We headed over to Girlan to see if an old friend of my ‘honeys’  still owned a local restaurant. We were curious if he was still around,  it had been 20 years since he last seen him. 

As we walked into the 
unannounced we were greeted with open arms from the owner - his old friend. Old times were shared over a drink and soon it was time to say our goodbyes.

Next we ventured into the city of Bolzano (Bolzano is the provincial capital of South Tyrol and largest city) for the Saturday Market offering a variety of wares from trinkets and clothes to authentic smoked meats and cheeses. Grabbing our umbrella we shuffled into the throng of shoppers. The rain didn’t dilute anyone’s enthusiasm to browse the vendors who proudly displayed their wares. Before leaving Bolzano we stopped at the town square. What outing would be complete without a stop for a glass of wine in the plaza! (How European of us J

                       The little bird graciously shared the table with us at the outdoor café.

The best pizza I ever ate was at a restaurant just up the street from where we were staying (the name escapes me at the moment) – the crust was super thin, kissed with a light tomato sauce, fresh mozzarella with delicate strips of Prosciutto that were simply divine. My kind of pizza, because that is all that was on it! (some call me a fussy eater

I could not figure out one thing, of all the places I thought I would find spaghetti on the menu would be in Italy, to my surprise the closest I got was noodles in a cheese sauce. (Strange but true) 

Our favourite place to eat was at the Heuschupfn Kellerbar Restaurant, it had a charming courtyard and excellent Schnitzel!

Nuertinger-Keller Restaurant in the Town of Nuertingen (Germany) 
I only wish we had a longer time to spend taking in more of Italy. In that short time I fell in love with it's beating pulse. So as we headed toward Germany (where even more doors awaited for my camera) I hoped that I would get the chance to return one day. (Preferably on a motorcycle J)

The picture to the left is of the Nuertinger Keller it was converted into a restaurant from an old ice cellar that a local brewery used.

And you thought this post was going to be all about doors - however you should read on J

I honestly never thought much about the ‘door’ other than to use it for the purpose it was constructed for. (I never was attracted to any in Canada) I would have never imagined I would end up with an obsession to constantly take pictures of them either.  When I returned home to Canada to show my photo album of my amazing trip to my family they all thought I was a little ‘off my rocker’ when it mostly contained images of doors (and some windows thrown in for good measure). 

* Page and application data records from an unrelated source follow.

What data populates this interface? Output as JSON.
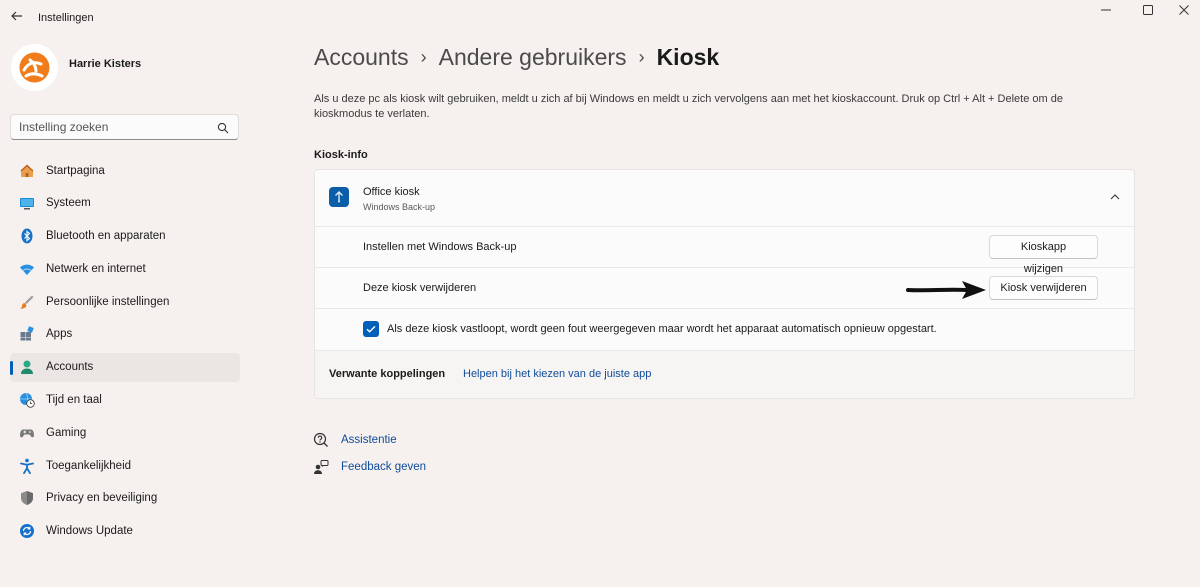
{
  "window": {
    "title": "Instellingen",
    "controls": {
      "minimize": "—",
      "maximize": "☐",
      "close": "✕"
    }
  },
  "profile": {
    "name": "Harrie Kisters"
  },
  "search": {
    "placeholder": "Instelling zoeken"
  },
  "sidebar": {
    "items": [
      {
        "label": "Startpagina",
        "icon": "home-icon",
        "active": false
      },
      {
        "label": "Systeem",
        "icon": "monitor-icon",
        "active": false
      },
      {
        "label": "Bluetooth en apparaten",
        "icon": "bluetooth-icon",
        "active": false
      },
      {
        "label": "Netwerk en internet",
        "icon": "wifi-icon",
        "active": false
      },
      {
        "label": "Persoonlijke instellingen",
        "icon": "brush-icon",
        "active": false
      },
      {
        "label": "Apps",
        "icon": "apps-icon",
        "active": false
      },
      {
        "label": "Accounts",
        "icon": "person-icon",
        "active": true
      },
      {
        "label": "Tijd en taal",
        "icon": "globe-clock-icon",
        "active": false
      },
      {
        "label": "Gaming",
        "icon": "gamepad-icon",
        "active": false
      },
      {
        "label": "Toegankelijkheid",
        "icon": "accessibility-icon",
        "active": false
      },
      {
        "label": "Privacy en beveiliging",
        "icon": "shield-icon",
        "active": false
      },
      {
        "label": "Windows Update",
        "icon": "update-icon",
        "active": false
      }
    ]
  },
  "breadcrumb": {
    "items": [
      "Accounts",
      "Andere gebruikers"
    ],
    "separator": "›",
    "current": "Kiosk"
  },
  "description": "Als u deze pc als kiosk wilt gebruiken, meldt u zich af bij Windows en meldt u zich vervolgens aan met het kioskaccount. Druk op Ctrl + Alt + Delete om de kioskmodus te verlaten.",
  "kiosk_info": {
    "section_title": "Kiosk-info",
    "app_name": "Office kiosk",
    "app_subtitle": "Windows Back-up",
    "setup_label": "Instellen met Windows Back-up",
    "change_button": "Kioskapp wijzigen",
    "remove_label": "Deze kiosk verwijderen",
    "remove_button": "Kiosk verwijderen",
    "restart_checkbox_label": "Als deze kiosk vastloopt, wordt geen fout weergegeven maar wordt het apparaat automatisch opnieuw opgestart.",
    "restart_checked": true,
    "related_label": "Verwante koppelingen",
    "related_link": "Helpen bij het kiezen van de juiste app"
  },
  "help": {
    "assist": "Assistentie",
    "feedback": "Feedback geven"
  },
  "colors": {
    "accent": "#005fb8",
    "link": "#0f4c9a",
    "background": "#f6f1ee",
    "card": "#fbfbfb",
    "avatar_orange": "#f07c1c"
  }
}
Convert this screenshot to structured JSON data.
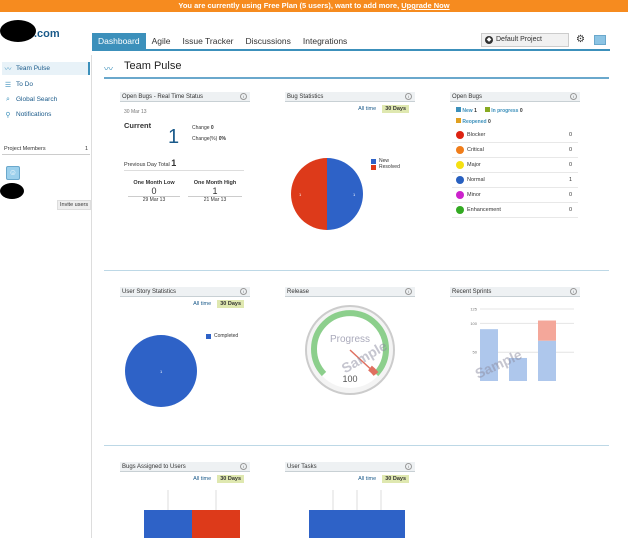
{
  "banner": {
    "text": "You are currently using Free Plan (5 users), want to add more,",
    "link": "Upgrade Now"
  },
  "logo": {
    "suffix": ".com"
  },
  "nav": {
    "tabs": [
      "Dashboard",
      "Agile",
      "Issue Tracker",
      "Discussions",
      "Integrations"
    ],
    "active": "Dashboard",
    "project": "Default Project"
  },
  "sidebar": {
    "items": [
      {
        "label": "Team Pulse",
        "icon": "pulse-icon"
      },
      {
        "label": "To Do",
        "icon": "list-icon"
      },
      {
        "label": "Global Search",
        "icon": "search-icon"
      },
      {
        "label": "Notifications",
        "icon": "notification-icon"
      }
    ],
    "members_label": "Project Members",
    "members_count": "1",
    "invite": "Invite users"
  },
  "page": {
    "title": "Team Pulse"
  },
  "open_bugs_rt": {
    "title": "Open Bugs - Real Time Status",
    "date": "30 Mar 13",
    "current_label": "Current",
    "current": "1",
    "change_label": "Change",
    "change": "0",
    "change_pct_label": "Change(%)",
    "change_pct": "0%",
    "prev_label": "Previous Day Total",
    "prev": "1",
    "low_label": "One Month Low",
    "low": "0",
    "low_date": "29 Mar 13",
    "high_label": "One Month High",
    "high": "1",
    "high_date": "21 Mar 13"
  },
  "bug_stats": {
    "title": "Bug Statistics",
    "t1": "All time",
    "t2": "30 Days",
    "legend": [
      "New",
      "Resolved"
    ],
    "labels": [
      "1",
      "1"
    ]
  },
  "open_bugs": {
    "title": "Open Bugs",
    "new_label": "New",
    "new": "1",
    "prog_label": "In progress",
    "prog": "0",
    "reop_label": "Reopened",
    "reop": "0",
    "rows": [
      {
        "name": "Blocker",
        "v": "0",
        "c": "#dd2211"
      },
      {
        "name": "Critical",
        "v": "0",
        "c": "#f07d1a"
      },
      {
        "name": "Major",
        "v": "0",
        "c": "#f5e012"
      },
      {
        "name": "Normal",
        "v": "1",
        "c": "#2860c0"
      },
      {
        "name": "Minor",
        "v": "0",
        "c": "#cc22cc"
      },
      {
        "name": "Enhancement",
        "v": "0",
        "c": "#33aa22"
      }
    ]
  },
  "story_stats": {
    "title": "User Story Statistics",
    "t1": "All time",
    "t2": "30 Days",
    "legend": "Completed",
    "label": "1"
  },
  "release": {
    "title": "Release",
    "gauge_label": "Progress",
    "value": "100",
    "sample": "Sample"
  },
  "sprints": {
    "title": "Recent Sprints",
    "sample": "Sample"
  },
  "bugs_assigned": {
    "title": "Bugs Assigned to Users",
    "t1": "All time",
    "t2": "30 Days"
  },
  "user_tasks": {
    "title": "User Tasks",
    "t1": "All time",
    "t2": "30 Days"
  },
  "colors": {
    "accent": "#3c90bb",
    "red": "#dd3a1a",
    "blue": "#2e62c7"
  },
  "chart_data": [
    {
      "type": "pie",
      "title": "Bug Statistics",
      "series": [
        {
          "name": "New",
          "values": [
            1
          ]
        },
        {
          "name": "Resolved",
          "values": [
            1
          ]
        }
      ]
    },
    {
      "type": "pie",
      "title": "User Story Statistics",
      "series": [
        {
          "name": "Completed",
          "values": [
            1
          ]
        }
      ]
    },
    {
      "type": "bar",
      "title": "Recent Sprints",
      "ylim": [
        0,
        125
      ],
      "yticks": [
        "125",
        "100",
        "50"
      ],
      "stacks": [
        [
          90,
          0
        ],
        [
          40,
          0
        ],
        [
          70,
          35
        ]
      ]
    }
  ]
}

It was not until I started to review and ponder over the pictures myself that I realized why I was so mesmerized by a ‘door’. Part of it was the designer in me and I was fascinated by some of the doors amazing workmanship and I admired the carpenter who used his craft to produce a work of art rather than just a useful barrier to keep out the cold, among other things. I was lured by the mystery that could be hiding behind the door, by the story that could be told by opening the door.  

 Door from an old building in Italy

Do you realize how often we refer to the ‘door’ in what we do or to describe a situation that we have gotten into? Opportunity can knock at your door; or you choose to open a door to a new career; we close the door to shut people out; or hide our deep secrets behind closed doors. (So maybe I am right where I should be in my ‘rocker’ –wink) Curious, I found out that the door dated back to 3, 700 BC! Recently, Archaeologists in Zurich unearthed a door from 5,000 years ago.

So I think I will be proud of my obsession for the ‘door’.   

Who knows what stories can be spun when I open the next door…